[Items from a data source]
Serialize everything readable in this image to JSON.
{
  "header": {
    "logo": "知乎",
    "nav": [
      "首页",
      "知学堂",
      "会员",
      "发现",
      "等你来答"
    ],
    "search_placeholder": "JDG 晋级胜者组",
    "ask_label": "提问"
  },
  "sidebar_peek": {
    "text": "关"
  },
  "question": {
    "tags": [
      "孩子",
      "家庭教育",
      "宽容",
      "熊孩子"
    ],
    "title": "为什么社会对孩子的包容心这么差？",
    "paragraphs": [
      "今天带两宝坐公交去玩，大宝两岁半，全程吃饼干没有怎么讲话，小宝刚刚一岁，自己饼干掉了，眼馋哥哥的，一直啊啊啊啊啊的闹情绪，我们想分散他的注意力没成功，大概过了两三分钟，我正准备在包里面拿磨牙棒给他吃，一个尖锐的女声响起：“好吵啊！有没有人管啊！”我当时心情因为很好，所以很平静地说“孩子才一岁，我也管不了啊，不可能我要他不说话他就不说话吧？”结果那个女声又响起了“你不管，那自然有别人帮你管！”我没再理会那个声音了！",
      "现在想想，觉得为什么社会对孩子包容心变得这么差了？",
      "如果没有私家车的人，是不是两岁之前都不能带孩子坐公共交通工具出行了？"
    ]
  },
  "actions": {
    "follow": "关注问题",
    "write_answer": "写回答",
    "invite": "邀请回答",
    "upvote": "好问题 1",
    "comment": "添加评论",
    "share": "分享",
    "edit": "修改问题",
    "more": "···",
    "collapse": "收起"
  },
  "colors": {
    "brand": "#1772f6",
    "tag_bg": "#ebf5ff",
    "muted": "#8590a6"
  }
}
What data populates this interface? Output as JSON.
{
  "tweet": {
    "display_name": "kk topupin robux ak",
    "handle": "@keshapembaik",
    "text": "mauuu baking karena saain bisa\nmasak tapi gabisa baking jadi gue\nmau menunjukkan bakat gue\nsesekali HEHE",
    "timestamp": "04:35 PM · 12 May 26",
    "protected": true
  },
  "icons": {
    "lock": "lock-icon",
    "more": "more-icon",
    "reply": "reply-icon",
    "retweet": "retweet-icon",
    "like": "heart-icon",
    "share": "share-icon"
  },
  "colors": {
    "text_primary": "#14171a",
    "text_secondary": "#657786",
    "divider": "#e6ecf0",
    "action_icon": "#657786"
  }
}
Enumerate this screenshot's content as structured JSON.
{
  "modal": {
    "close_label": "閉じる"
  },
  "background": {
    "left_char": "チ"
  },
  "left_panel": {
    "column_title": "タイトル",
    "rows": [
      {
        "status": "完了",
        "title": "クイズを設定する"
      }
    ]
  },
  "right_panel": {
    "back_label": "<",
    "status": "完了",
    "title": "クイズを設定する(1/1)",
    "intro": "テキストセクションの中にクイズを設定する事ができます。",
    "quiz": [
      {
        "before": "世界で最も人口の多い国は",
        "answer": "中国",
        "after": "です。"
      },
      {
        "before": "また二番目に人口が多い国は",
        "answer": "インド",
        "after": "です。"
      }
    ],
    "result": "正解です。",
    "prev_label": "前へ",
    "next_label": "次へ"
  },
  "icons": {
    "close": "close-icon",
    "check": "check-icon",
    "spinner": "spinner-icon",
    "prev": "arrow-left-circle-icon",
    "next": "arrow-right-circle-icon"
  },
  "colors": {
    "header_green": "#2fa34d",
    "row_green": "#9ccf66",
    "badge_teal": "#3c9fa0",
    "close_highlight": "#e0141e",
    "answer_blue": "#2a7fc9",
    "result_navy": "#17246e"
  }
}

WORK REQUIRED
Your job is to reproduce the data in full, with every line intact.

EXERCISE ANSWER
Serialize everything readable in this image to JSON.
{
  "header": {
    "logo": "知乎",
    "nav": [
      "首页",
      "知学堂",
      "会员",
      "发现",
      "等你来答"
    ],
    "search_placeholder": "JDG 晋级胜者组",
    "ask_label": "提问"
  },
  "sidebar_peek": {
    "text": "关"
  },
  "question": {
    "tags": [
      "孩子",
      "家庭教育",
      "宽容",
      "熊孩子"
    ],
    "title": "为什么社会对孩子的包容心这么差？",
    "paragraphs": [
      "今天带两宝坐公交去玩，大宝两岁半，全程吃饼干没有怎么讲话，小宝刚刚一岁，自己饼干掉了，眼馋哥哥的，一直啊啊啊啊啊的闹情绪，我们想分散他的注意力没成功，大概过了两三分钟，我正准备在包里面拿磨牙棒给他吃，一个尖锐的女声响起：“好吵啊！有没有人管啊！”我当时心情因为很好，所以很平静地说“孩子才一岁，我也管不了啊，不可能我要他不说话他就不说话吧？”结果那个女声又响起了“你不管，那自然有别人帮你管！”我没再理会那个声音了！",
      "现在想想，觉得为什么社会对孩子包容心变得这么差了？",
      "如果没有私家车的人，是不是两岁之前都不能带孩子坐公共交通工具出行了？"
    ]
  },
  "actions": {
    "follow": "关注问题",
    "write_answer": "写回答",
    "invite": "邀请回答",
    "upvote": "好问题 1",
    "comment": "添加评论",
    "share": "分享",
    "edit": "修改问题",
    "more": "···",
    "collapse": "收起"
  },
  "colors": {
    "brand": "#1772f6",
    "tag_bg": "#ebf5ff",
    "muted": "#8590a6"
  }
}
What data populates this interface? Output as JSON.
{
  "tweet": {
    "display_name": "kk topupin robux ak",
    "handle": "@keshapembaik",
    "text": "mauuu baking karena saain bisa\nmasak tapi gabisa baking jadi gue\nmau menunjukkan bakat gue\nsesekali HEHE",
    "timestamp": "04:35 PM · 12 May 26",
    "protected": true
  },
  "icons": {
    "lock": "lock-icon",
    "more": "more-icon",
    "reply": "reply-icon",
    "retweet": "retweet-icon",
    "like": "heart-icon",
    "share": "share-icon"
  },
  "colors": {
    "text_primary": "#14171a",
    "text_secondary": "#657786",
    "divider": "#e6ecf0",
    "action_icon": "#657786"
  }
}
Enumerate this screenshot's content as structured JSON.
{
  "modal": {
    "close_label": "閉じる"
  },
  "background": {
    "left_char": "チ"
  },
  "left_panel": {
    "column_title": "タイトル",
    "rows": [
      {
        "status": "完了",
        "title": "クイズを設定する"
      }
    ]
  },
  "right_panel": {
    "back_label": "<",
    "status": "完了",
    "title": "クイズを設定する(1/1)",
    "intro": "テキストセクションの中にクイズを設定する事ができます。",
    "quiz": [
      {
        "before": "世界で最も人口の多い国は",
        "answer": "中国",
        "after": "です。"
      },
      {
        "before": "また二番目に人口が多い国は",
        "answer": "インド",
        "after": "です。"
      }
    ],
    "result": "正解です。",
    "prev_label": "前へ",
    "next_label": "次へ"
  },
  "icons": {
    "close": "close-icon",
    "check": "check-icon",
    "spinner": "spinner-icon",
    "prev": "arrow-left-circle-icon",
    "next": "arrow-right-circle-icon"
  },
  "colors": {
    "header_green": "#2fa34d",
    "row_green": "#9ccf66",
    "badge_teal": "#3c9fa0",
    "close_highlight": "#e0141e",
    "answer_blue": "#2a7fc9",
    "result_navy": "#17246e"
  }
}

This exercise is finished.